Over the coming weeks we’ll be sharing the exciting and crucial work undertaken by Wildwood’s dedicated superheroes in the Conservation Team.

Species: Red-billed chough. Part of the crow family of birds.

Looks

Black plumage, red legs and bright red, curved bill.

Chough are charismatic birds and can be seen performing excellent acrobatic displays during flight, diving and swooping in the air, with males and females often mirroring each other in their displays.

Habitat (living spaces)

Lives in coastal areas with rocky crags and nearby short grassland pastures. Typically nests in rocky crevices, cliff faces and in caves. The chough’s need for these very specialised habitats are part of the reason for its decline. The chough mainly feeds on insects found in the soil on grazed grassland and in the dung from grazing animals, using its long, down-curved bill to probe into the top layer of substrate.

In winter, the chough can eat grain in stubble fields, along with small berries. In some areas chough also find invertebrates in seaweed washed up on the strandline.

Outside of the UK the red-billed chough is found throughout Southern Europe, and in mountainous areas in Central Asia, India and China

Status in the UK

The rarest member of the crow family, the red-billed chough is in decline in the UK, with an estimated population of fewer than 450 pairs, found only in West Wales, the Scottish isles, Ireland, Isle of Man and in Cornwall. Changes to farming practises and grazing regimes and persecution have caused this decline. The chough thrives in places where coastal areas are grazed in a traditional – less intensive – way and this is becoming a rarity.

The chough is protected in the UK under the Wildlife and Countryside Act, 1981 and is classified as ‘least concern’ on the IUCN * list despite a declining population across its range.

Importance for nature

The red-billed chough has adapted specially to its habitats, living off insects found in dung and in the top soil of short grazed grassland. The chough positively benefits from the use of grazing animals in coastal areas as they not only keep the grass short but their dung attracts increased food for the chough.

Wildwood’s work

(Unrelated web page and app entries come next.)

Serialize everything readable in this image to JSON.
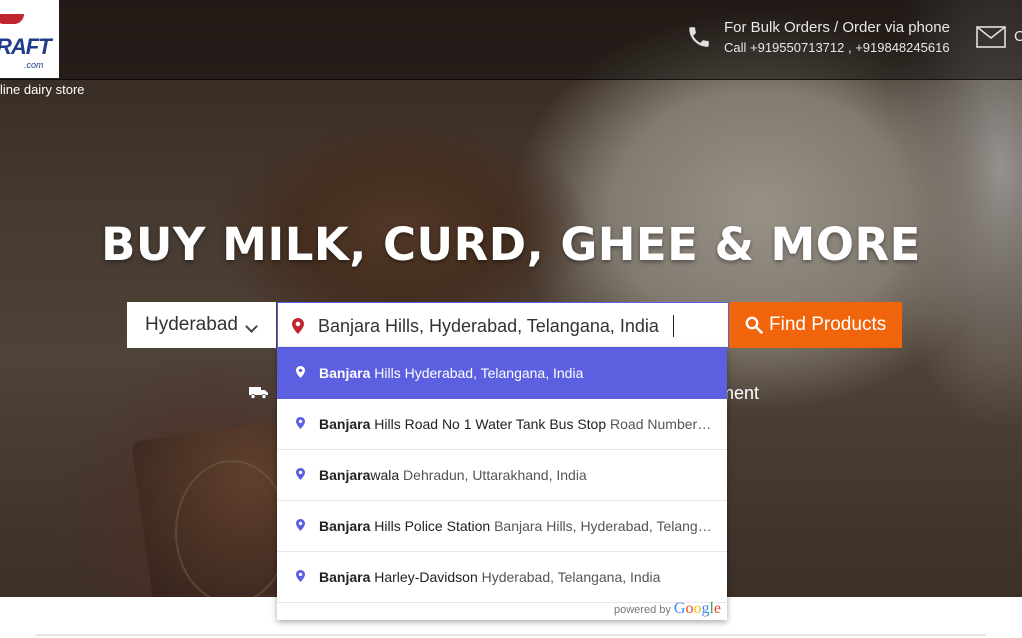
{
  "header": {
    "logo_word": "RAFT",
    "logo_com": ".com",
    "tagline": "line dairy store",
    "bulk_line1": "For Bulk Orders / Order via phone",
    "bulk_line2": "Call +919550713712 , +919848245616",
    "mail_extra": "C"
  },
  "hero": {
    "headline": "BUY MILK, CURD, GHEE & MORE",
    "feature_payment": "yment"
  },
  "search": {
    "city_selected": "Hyderabad",
    "location_value": "Banjara Hills, Hyderabad, Telangana, India",
    "find_button": "Find Products"
  },
  "suggestions": [
    {
      "match": "Banjara",
      "rest_main": " Hills",
      "secondary": " Hyderabad, Telangana, India",
      "active": true
    },
    {
      "match": "Banjara",
      "rest_main": " Hills Road No 1 Water Tank Bus Stop",
      "secondary": " Road Number 1…",
      "active": false
    },
    {
      "match": "Banjara",
      "rest_main": "wala",
      "secondary": " Dehradun, Uttarakhand, India",
      "active": false
    },
    {
      "match": "Banjara",
      "rest_main": " Hills Police Station",
      "secondary": " Banjara Hills, Hyderabad, Telanga…",
      "active": false
    },
    {
      "match": "Banjara",
      "rest_main": " Harley-Davidson",
      "secondary": " Hyderabad, Telangana, India",
      "active": false
    }
  ],
  "powered_by": "powered by",
  "colors": {
    "accent": "#5b5fe0",
    "find_button": "#f0640b",
    "pin": "#c0262d"
  }
}
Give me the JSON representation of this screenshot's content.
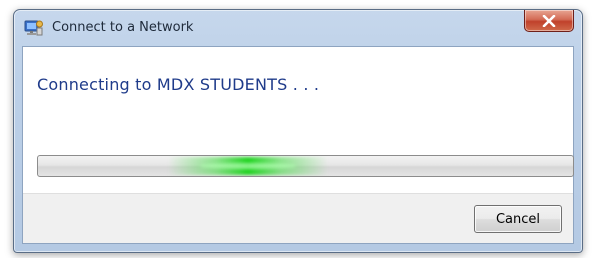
{
  "window": {
    "title": "Connect to a Network",
    "title_icon": "network-icon",
    "close_icon": "close-icon"
  },
  "main": {
    "heading": "Connecting to MDX STUDENTS . . .",
    "progress": {
      "mode": "indeterminate",
      "glow_color": "#28d228"
    }
  },
  "footer": {
    "cancel_label": "Cancel"
  },
  "colors": {
    "heading": "#1f3b8a",
    "close_button": "#c0412b",
    "frame": "#bcd0e8"
  }
}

Wildwood is working in partnership with Kent Wildlife Trust and other conservation practitioners on a pioneering project to bring back the chough to Kent, where they have been extinct for over 150 years. Together with our partners we are aiming to return the chough to the White Cliffs area of Dover. Wildwood is successfully breeding chough as part of a cooperative breeding programme coordinated by Paradise Park in Cornwall, which will provide birds for future reintroductions.

* The IUCN red list is an indicator list showing the conservation status of most wildlife on earth. Species can be classified as Least Concern (LC), Near Threatened (NT), Vulnerable (VU), Endangered (EN), Critically Endangered (CR), Extinct In The Wild (EW), Extinct (EX)